Thank you for the pleasure of reading this excellent article. Welcome to the HubPages Community! :)
Jackie Lynnley from the beautiful south on January 20, 2012:
I will tuck this away, we plan on a trip to Texas this summer! Great info!
Marcy Goodfleisch (author) from Planet Earth on January 19, 2012:
You are so right about New Braunfels & Schitterbahn! I was trying to stick to a list of 10 for this one, but as soon as I posted it, I started thinking of at least 10 more. We just need to get everyone to come here and see our state, don't we!
TXTraveler on January 19, 2012:
Gruene is a fun and unique little town. For other days trips I might also mention New Braunfels for Schlitternbahn
YogaKat from Oahu Hawaii on January 18, 2012:

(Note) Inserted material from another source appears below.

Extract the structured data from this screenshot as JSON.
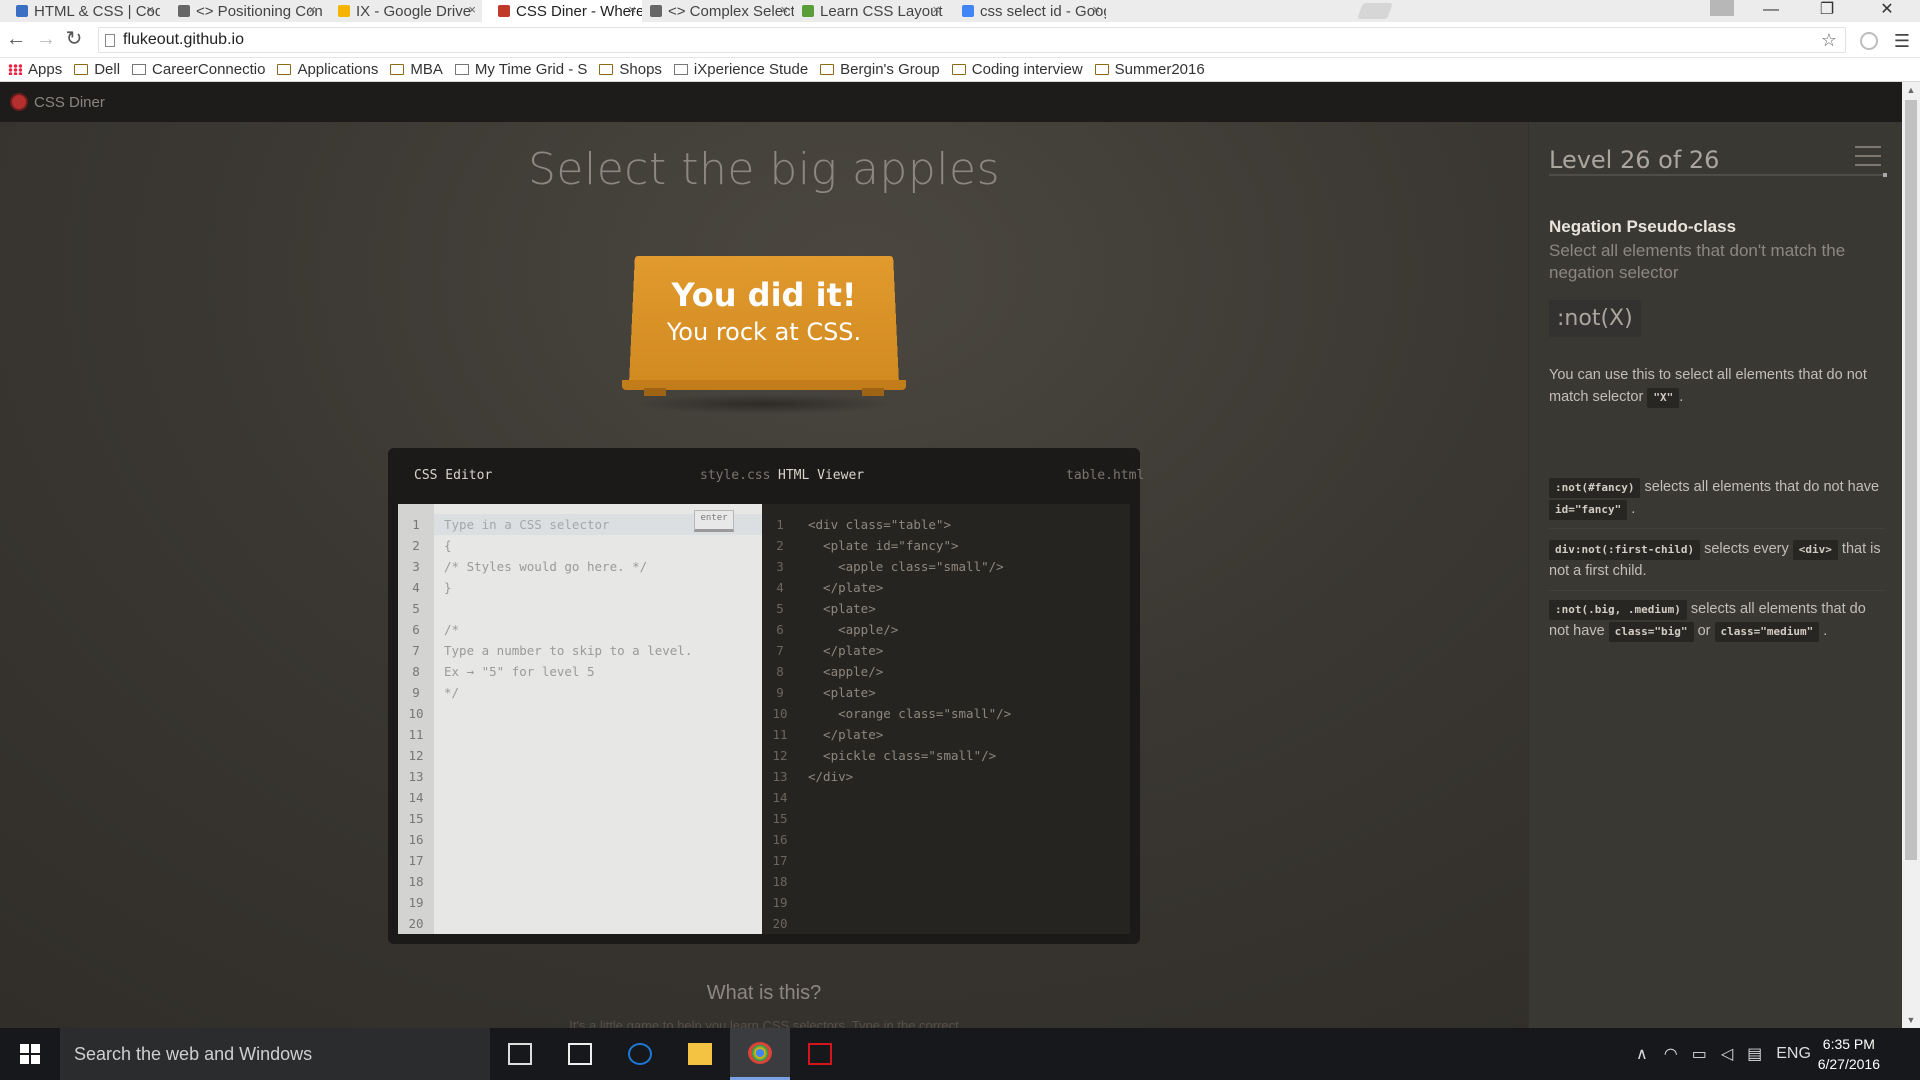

Well written article. Voted up, useful and interesting. I had no desire to visit Austin until I read this. We made a vacation in San Antonio 9 or 10 years ago and I believe we stopped by Gruene.
Marcy Goodfleisch (author) from Planet Earth on January 18, 2012:
South by Southwest - I should probably put that in the text. It's a major (massive) music, film & interactive festival here & it takes over the whole city (at night, at least). Sorry for not explaining!
Cindy A Johnson from Sevierville, TN on January 18, 2012:
A number of years ago we visited Austin briefly (in town for a friend's wedding) and went to the capitol and Sixth Street. We really enjoyed it. Have no idea what SXSW means.